“So COVID 19 will not discourage customers at all, it will, in fact, help financial inclusion if the customers can challenge banks on their operations.”
Commenting on provision of sanitizers and other safety materials to customers, First Bank’s Group Head, Marketing & Corporate Communications, Mrs Folake Ani-Mumuney, said it was not the responsibility of banks to provide sanitiser at their PoS terminals, but that of the merchants.
Her words: “POS are given to merchants, like Shoprite. And, as you know, Shoprite would provide them hand sanitisers. I think the customer is being mischievous.
“All you need doing is check all the PPE(Personal Protective Equipment), such as temperature gauge, sanitiser, face masks, face shields overalls and social distancing markers that we have in our locations, in our branches’ ATMs etc.
“If a petrol station is using our PoS, we wouldn’t be the one to give them sanitisers nor would we be the one to give agents who carry four or five bank PoS machines sanitiser or the tailor or chemist who has three POS of which one happens to be ours.”
But while commiserating with the banks that lost their staff to the pandemic, the president of Bank Customers Association of Nigeria (BCAN, Dr Uju Ogubunka, called for the total implementation of the cashless Policy with emphasis on online delivery of services:
“May the souls of the faithful who departed rest in peace, Amen. (There is need to intensify the cashless policy, online banking and faster delivery of services that involve peoples’ physical contacts, including reduction in face -to-face marketing, will minimise exposure risk of bankers and customers alike. These are in addition to complying with existing rules.”
Also speaking on the challenges posed to banking sector by COVID-19 pandemic, Mr Kurfi Garba, the Managing Director of APT Securities, said:
“The truth of the matter is that these banks are capitalists and when you are in a capitalist system, what matters is money. A closer look at these institutions will tell you that they have not been fully operational as some of their branches are shut down. Secondly, there is internet banking which some are embracing, while some are not and so the more internet banking services go on, the less these branches opening its halls to Nigerians. That is where the banks can tap into to minimise these deaths from happening.”
However, Professor Segun Ajibola, also a former CIBN President , said banks are not to blame for the deaths of COVID-19 patients in their premises. According to him, “COVID-19 is no respecter of persons.”
He added: “It has been killing politicians and top persons in the country and the world. Banks can not be blamed for the deaths of COVID-19 patients in their premises because, just like other institutions, they can only take measures stipulated by the government.
“The war against COVID-19 is that of everybody just as the government and the NCDC have said. So when a customer of a bank dies of the disease in the bank premises, the bank’s management can only take measures recommended by the NCDC. Banks should continue to disinfect their branches, have temperature gauge, sanitisers, control the crowding in banking halls. The best practice banks can utilise to reduce the spread of the disese is to take proper care of the bank environment through these measures because people from various places come to the banks and you cannot tell what and who they have been exposed to before getting to the bank premises. If a customer who is asymptomatic enters a bank what can the management do? All the bank can do is to take remedial measures. When there is a positive case in a bank, the option is to close the bank, disinfect it, ask the staff to go into self isolation or testing till further notice.

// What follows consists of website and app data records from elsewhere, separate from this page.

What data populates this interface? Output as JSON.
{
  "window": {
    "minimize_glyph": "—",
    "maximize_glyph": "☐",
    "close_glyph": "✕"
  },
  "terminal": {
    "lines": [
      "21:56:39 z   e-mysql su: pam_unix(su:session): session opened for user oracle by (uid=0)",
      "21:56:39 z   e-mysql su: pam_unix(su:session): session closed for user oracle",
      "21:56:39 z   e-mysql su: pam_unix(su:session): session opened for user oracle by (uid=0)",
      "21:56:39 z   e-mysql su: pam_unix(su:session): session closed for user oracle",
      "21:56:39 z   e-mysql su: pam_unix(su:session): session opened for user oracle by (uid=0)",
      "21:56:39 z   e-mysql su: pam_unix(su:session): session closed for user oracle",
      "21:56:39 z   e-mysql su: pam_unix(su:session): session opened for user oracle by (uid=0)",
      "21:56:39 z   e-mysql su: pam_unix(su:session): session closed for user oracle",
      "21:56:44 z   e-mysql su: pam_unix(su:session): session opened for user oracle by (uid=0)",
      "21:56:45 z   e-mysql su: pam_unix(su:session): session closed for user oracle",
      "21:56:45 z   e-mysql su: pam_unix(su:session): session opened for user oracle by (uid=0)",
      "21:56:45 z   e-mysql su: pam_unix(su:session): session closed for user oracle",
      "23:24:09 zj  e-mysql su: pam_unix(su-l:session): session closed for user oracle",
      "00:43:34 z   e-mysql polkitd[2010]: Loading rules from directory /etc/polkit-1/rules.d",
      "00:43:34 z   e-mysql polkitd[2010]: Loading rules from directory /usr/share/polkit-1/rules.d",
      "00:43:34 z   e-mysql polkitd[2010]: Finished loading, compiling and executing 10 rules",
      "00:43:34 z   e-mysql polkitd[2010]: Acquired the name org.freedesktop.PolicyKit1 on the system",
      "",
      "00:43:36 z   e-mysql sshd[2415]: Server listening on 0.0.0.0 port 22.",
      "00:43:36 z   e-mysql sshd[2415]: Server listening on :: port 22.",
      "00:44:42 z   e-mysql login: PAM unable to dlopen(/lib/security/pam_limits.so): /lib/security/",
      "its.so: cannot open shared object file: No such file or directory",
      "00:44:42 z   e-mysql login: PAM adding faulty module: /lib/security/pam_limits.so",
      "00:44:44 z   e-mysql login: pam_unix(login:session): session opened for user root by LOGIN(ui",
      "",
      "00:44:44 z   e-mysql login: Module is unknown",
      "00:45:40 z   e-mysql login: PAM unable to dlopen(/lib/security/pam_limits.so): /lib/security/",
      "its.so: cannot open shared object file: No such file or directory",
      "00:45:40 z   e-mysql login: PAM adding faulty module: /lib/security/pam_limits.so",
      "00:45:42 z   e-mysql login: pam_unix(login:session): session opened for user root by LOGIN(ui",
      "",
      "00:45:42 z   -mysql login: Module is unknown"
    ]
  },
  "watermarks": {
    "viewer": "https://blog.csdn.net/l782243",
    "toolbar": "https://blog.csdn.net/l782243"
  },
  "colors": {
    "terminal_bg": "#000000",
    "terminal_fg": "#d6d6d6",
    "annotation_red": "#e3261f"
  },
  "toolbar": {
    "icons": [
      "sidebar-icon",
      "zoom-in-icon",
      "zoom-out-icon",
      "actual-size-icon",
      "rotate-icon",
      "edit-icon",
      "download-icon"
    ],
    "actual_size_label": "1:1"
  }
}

“Banks cannot do more than take adequate precautions and remedial measures because it is an institution.”